An indicator system for life-support functions of the soil in relation to biodiversity
Een indicatorsysteem voor life support functies van de bodem in relatie tot biodiversiteit
26 May 2012, PDF |
90 pages |
Schouten AJ , Brussaard L , Ruiter PC de , Siepel H , Straalen NM van
RIVM Report 712910005
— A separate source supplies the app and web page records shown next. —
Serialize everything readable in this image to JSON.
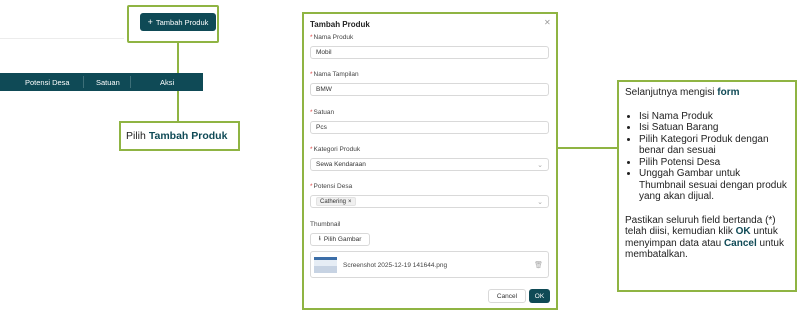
{
  "toolbar": {
    "add_product_label": "Tambah Produk"
  },
  "table": {
    "columns": [
      "Potensi Desa",
      "Satuan",
      "Aksi"
    ]
  },
  "callout_left": {
    "prefix": "Pilih",
    "emphasis": "Tambah Produk"
  },
  "modal": {
    "title": "Tambah Produk",
    "fields": {
      "nama_produk": {
        "label": "Nama Produk",
        "value": "Mobil"
      },
      "nama_tampilan": {
        "label": "Nama Tampilan",
        "value": "BMW"
      },
      "satuan": {
        "label": "Satuan",
        "value": "Pcs"
      },
      "kategori": {
        "label": "Kategori Produk",
        "value": "Sewa Kendaraan"
      },
      "potensi": {
        "label": "Potensi Desa",
        "tag": "Cathering"
      }
    },
    "thumbnail": {
      "label": "Thumbnail",
      "pick_label": "Pilih Gambar",
      "file_name": "Screenshot 2025-12-19 141644.png"
    },
    "cancel_label": "Cancel",
    "ok_label": "OK"
  },
  "callout_right": {
    "intro": "Selanjutnya mengisi",
    "intro_bold": "form",
    "items": [
      "Isi Nama Produk",
      "Isi Satuan Barang",
      "Pilih Kategori Produk dengan benar dan sesuai",
      "Pilih Potensi Desa",
      "Unggah Gambar untuk Thumbnail sesuai dengan produk yang akan dijual."
    ],
    "footer": {
      "part1": "Pastikan seluruh field bertanda (*) telah diisi, kemudian klik",
      "ok": "OK",
      "part2": "untuk menyimpan data atau",
      "cancel": "Cancel",
      "part3": "untuk membatalkan."
    }
  },
  "colors": {
    "accent": "#8fb443",
    "primary": "#0f4a56"
  }
}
In the summer of 1994 the Dutch government ratified the UNCED Biodiversity Convention of Rio de Janeiro 1992. The different national laws and programs for environmental protection, nature management and water quality control, formally meet the obligations of the convention. Nevertheless, a strategic action plan has been designed to fill up the gaps in biodiversity aims, research, technology and international politics. One of the activities in the Strategic Plan of Action (SPA) is the development of policy objectives on biodiversity for outside the (protected) nature areas. In the cultivated areas sustainable use of ecosystems and maintenance of functions are the main objectives. The total number of essential ecological processes is referred to as the Life Support System (LSS). The soil is significant in supporting life support functions. Most functions stem from activities of soil organisms. In this context there is a need for an indicator system that detects threats to the breakdown of life support functions. The development of such an instrument is also of importance for regular reports on 'The environmental balance' and the 'National environmental outlook'. The indicator system for life support functions of the soil is based on the following hypothesis: The threat of vital soil processes can be expressed by comparing the number of species in functional groups in a certain area with reference numbers (undisturbed locations). A proces is assumed to continue to exist with fewer species, in which case the risk of instability and uncontrolled fluctuations will increase. Since the indicator system is designed from a functional point of view, a selection had to be related to the most important life support functions in the soil. Moreover, the aim was to obtain a representative view (section) of the soil ecosystem, in which a food web model for the quantification of several life support functions could be used. Processes belonging to these functions were then listed, including the responsible groups of soil organisms. The ultimate indicators were chosen on the basis of a criteria list of for example: possibilities for measurement in a monitoring programme, sampling ease, cost of analysis, and diversity of species and functional groups. The selection procedures resulted in a set of 12 indicatory variables, giving indicators in the form of diversity within functional groups, a number of bacterial degradation routes and model predictions on nitrogen mineralization from the food web and system stability.